### EXTRACTED DATA ###
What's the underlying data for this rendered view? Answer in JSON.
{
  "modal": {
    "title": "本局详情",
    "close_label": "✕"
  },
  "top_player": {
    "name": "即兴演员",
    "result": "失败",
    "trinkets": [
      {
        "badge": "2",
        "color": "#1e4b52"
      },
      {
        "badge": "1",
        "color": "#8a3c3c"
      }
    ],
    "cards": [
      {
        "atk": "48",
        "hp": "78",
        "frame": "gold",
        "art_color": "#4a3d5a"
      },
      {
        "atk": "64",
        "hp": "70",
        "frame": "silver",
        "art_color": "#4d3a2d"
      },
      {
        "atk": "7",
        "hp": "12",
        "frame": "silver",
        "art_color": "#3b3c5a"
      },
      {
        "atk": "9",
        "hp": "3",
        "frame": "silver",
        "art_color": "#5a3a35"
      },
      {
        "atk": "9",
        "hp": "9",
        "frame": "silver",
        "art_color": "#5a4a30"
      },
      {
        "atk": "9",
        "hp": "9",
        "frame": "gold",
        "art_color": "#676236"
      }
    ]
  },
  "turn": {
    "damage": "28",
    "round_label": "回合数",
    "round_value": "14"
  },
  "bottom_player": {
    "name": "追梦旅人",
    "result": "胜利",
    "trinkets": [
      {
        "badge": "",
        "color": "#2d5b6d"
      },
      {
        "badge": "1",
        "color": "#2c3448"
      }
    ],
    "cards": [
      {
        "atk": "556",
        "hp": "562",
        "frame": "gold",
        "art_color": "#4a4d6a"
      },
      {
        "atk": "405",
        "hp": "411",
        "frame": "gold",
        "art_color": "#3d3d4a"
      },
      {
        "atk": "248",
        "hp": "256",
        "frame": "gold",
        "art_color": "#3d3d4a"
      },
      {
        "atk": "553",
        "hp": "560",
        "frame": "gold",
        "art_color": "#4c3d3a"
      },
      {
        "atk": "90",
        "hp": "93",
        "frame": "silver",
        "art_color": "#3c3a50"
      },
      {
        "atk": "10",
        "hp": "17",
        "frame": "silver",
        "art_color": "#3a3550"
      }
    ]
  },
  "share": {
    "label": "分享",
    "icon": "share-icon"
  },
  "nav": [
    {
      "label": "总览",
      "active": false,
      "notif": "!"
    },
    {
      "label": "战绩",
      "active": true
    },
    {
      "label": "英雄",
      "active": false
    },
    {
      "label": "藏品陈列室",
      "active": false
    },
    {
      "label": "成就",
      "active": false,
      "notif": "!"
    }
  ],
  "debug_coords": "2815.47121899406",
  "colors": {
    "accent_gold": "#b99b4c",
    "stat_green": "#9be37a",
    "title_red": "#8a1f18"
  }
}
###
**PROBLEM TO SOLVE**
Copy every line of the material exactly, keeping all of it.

**OUTPUT BELOW**
What's the underlying data for this rendered view? Answer in JSON.
{
  "modal": {
    "title": "本局详情",
    "close_label": "✕"
  },
  "top_player": {
    "name": "即兴演员",
    "result": "失败",
    "trinkets": [
      {
        "badge": "2",
        "color": "#1e4b52"
      },
      {
        "badge": "1",
        "color": "#8a3c3c"
      }
    ],
    "cards": [
      {
        "atk": "48",
        "hp": "78",
        "frame": "gold",
        "art_color": "#4a3d5a"
      },
      {
        "atk": "64",
        "hp": "70",
        "frame": "silver",
        "art_color": "#4d3a2d"
      },
      {
        "atk": "7",
        "hp": "12",
        "frame": "silver",
        "art_color": "#3b3c5a"
      },
      {
        "atk": "9",
        "hp": "3",
        "frame": "silver",
        "art_color": "#5a3a35"
      },
      {
        "atk": "9",
        "hp": "9",
        "frame": "silver",
        "art_color": "#5a4a30"
      },
      {
        "atk": "9",
        "hp": "9",
        "frame": "gold",
        "art_color": "#676236"
      }
    ]
  },
  "turn": {
    "damage": "28",
    "round_label": "回合数",
    "round_value": "14"
  },
  "bottom_player": {
    "name": "追梦旅人",
    "result": "胜利",
    "trinkets": [
      {
        "badge": "",
        "color": "#2d5b6d"
      },
      {
        "badge": "1",
        "color": "#2c3448"
      }
    ],
    "cards": [
      {
        "atk": "556",
        "hp": "562",
        "frame": "gold",
        "art_color": "#4a4d6a"
      },
      {
        "atk": "405",
        "hp": "411",
        "frame": "gold",
        "art_color": "#3d3d4a"
      },
      {
        "atk": "248",
        "hp": "256",
        "frame": "gold",
        "art_color": "#3d3d4a"
      },
      {
        "atk": "553",
        "hp": "560",
        "frame": "gold",
        "art_color": "#4c3d3a"
      },
      {
        "atk": "90",
        "hp": "93",
        "frame": "silver",
        "art_color": "#3c3a50"
      },
      {
        "atk": "10",
        "hp": "17",
        "frame": "silver",
        "art_color": "#3a3550"
      }
    ]
  },
  "share": {
    "label": "分享",
    "icon": "share-icon"
  },
  "nav": [
    {
      "label": "总览",
      "active": false,
      "notif": "!"
    },
    {
      "label": "战绩",
      "active": true
    },
    {
      "label": "英雄",
      "active": false
    },
    {
      "label": "藏品陈列室",
      "active": false
    },
    {
      "label": "成就",
      "active": false,
      "notif": "!"
    }
  ],
  "debug_coords": "2815.47121899406",
  "colors": {
    "accent_gold": "#b99b4c",
    "stat_green": "#9be37a",
    "title_red": "#8a1f18"
  }
}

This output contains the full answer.